Thursday, April 8, 2010

Update: Goller Finished!

The new goller is now complete. It needs a little breaking in (and I need to iron it), but it's a vast improvement over the old one. It looks and feels very luxurious, and when you consider that it's made of 100% wool, 100% linen and 100% silk thread, it has every right to be!

So here's how I did it:

1. I took the old goller apart and used it for the pattern. I originally came to the pattern I had by using a large piece of newspaper wrapped over my shoulders then cut to fit. Basically, it's the bottom of a hood.
2. I cut two of each fabric. I don't have an iron, an you can clearly see how badly the linen needed to be ironed before I did this, but after the fact will have to do.

3. I sewed the two halves of each fabric together down the back seam using a simple running stitch. Then I went the extra step to finish the seams so that I could get a nice finished look on the exterior when it was complete. It occurred to me after I finished this step that I didn't actually need to turn the seam allowance under, though.
4. Then I married the wool and linen together, right sides in. I used the running stitch here again, but didn't finish the seams.

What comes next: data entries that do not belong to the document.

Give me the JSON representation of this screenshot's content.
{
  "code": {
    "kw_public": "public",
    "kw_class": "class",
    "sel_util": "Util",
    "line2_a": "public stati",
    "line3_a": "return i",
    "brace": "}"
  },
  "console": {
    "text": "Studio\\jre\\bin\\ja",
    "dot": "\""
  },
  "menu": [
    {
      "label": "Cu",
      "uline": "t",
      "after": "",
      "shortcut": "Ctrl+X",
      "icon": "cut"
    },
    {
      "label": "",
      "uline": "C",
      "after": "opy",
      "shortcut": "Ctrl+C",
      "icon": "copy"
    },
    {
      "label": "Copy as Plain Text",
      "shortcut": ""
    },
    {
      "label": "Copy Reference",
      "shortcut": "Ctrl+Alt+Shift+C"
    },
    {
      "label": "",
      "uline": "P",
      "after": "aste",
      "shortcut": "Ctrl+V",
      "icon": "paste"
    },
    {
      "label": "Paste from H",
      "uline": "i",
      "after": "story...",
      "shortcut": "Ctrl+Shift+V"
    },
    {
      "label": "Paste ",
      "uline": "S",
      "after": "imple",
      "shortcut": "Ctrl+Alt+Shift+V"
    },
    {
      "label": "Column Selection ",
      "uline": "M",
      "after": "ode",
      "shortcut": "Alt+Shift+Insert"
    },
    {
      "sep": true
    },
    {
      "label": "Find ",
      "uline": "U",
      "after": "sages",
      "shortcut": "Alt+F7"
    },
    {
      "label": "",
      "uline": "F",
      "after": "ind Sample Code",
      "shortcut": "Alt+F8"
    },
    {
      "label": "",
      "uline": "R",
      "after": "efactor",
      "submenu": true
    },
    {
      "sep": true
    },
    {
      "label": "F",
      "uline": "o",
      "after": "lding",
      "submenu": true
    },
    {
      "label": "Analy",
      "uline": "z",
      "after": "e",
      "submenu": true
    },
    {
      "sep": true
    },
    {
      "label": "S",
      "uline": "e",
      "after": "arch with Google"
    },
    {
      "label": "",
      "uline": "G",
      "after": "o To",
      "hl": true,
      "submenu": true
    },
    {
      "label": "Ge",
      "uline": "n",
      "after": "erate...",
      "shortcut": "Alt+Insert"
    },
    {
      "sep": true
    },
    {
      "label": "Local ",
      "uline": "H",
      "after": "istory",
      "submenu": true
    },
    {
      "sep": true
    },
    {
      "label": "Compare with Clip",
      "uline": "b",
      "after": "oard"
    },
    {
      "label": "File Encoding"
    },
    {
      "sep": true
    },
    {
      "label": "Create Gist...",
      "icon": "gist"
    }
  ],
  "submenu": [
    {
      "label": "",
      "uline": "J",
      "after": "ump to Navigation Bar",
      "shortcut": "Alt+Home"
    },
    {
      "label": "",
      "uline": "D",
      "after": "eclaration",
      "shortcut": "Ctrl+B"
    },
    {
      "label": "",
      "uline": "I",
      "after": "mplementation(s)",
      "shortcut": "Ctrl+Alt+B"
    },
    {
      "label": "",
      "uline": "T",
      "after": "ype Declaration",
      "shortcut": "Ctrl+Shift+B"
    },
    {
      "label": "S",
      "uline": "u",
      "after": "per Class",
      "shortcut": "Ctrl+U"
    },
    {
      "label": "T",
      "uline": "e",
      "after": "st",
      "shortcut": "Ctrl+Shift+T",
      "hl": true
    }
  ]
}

5. After sewing the two fabrics together, I turned the whole thing right side out, then did a running stitch down the center seam to keep the two fabrics together at this point.
6. Then I closed the hole where I turned it right side out.

7. To keep the edges straight (not sagging or uneven), I did a running stitch around the entire perimeter.
8. I used the linen to create 4 buttons. they are only about 3/8" in diameter. These aren't very pretty (I don't make fabric buttons too often), but they work.

9. I marked with pins where I wanted the four buttons and loops to go. They are a thumb's width apart.
10. Then I sewed on the buttons.

11. On the other side, I attached a fingerloop braided cord (using the embroidery floss I picked up today). I haven't seen this method used before, but it's an elegant solution to a problem I always have with loops- they slide out of my stitching. This is stitched done along the entire length (except a the loops), mostly by going through the cord rather than around it.
12. The finished goller!

I'm going to leave you with that teaser. I'd rather wait to show how it looks on me until I'm wearing it for real with the whole outfit on Saturday.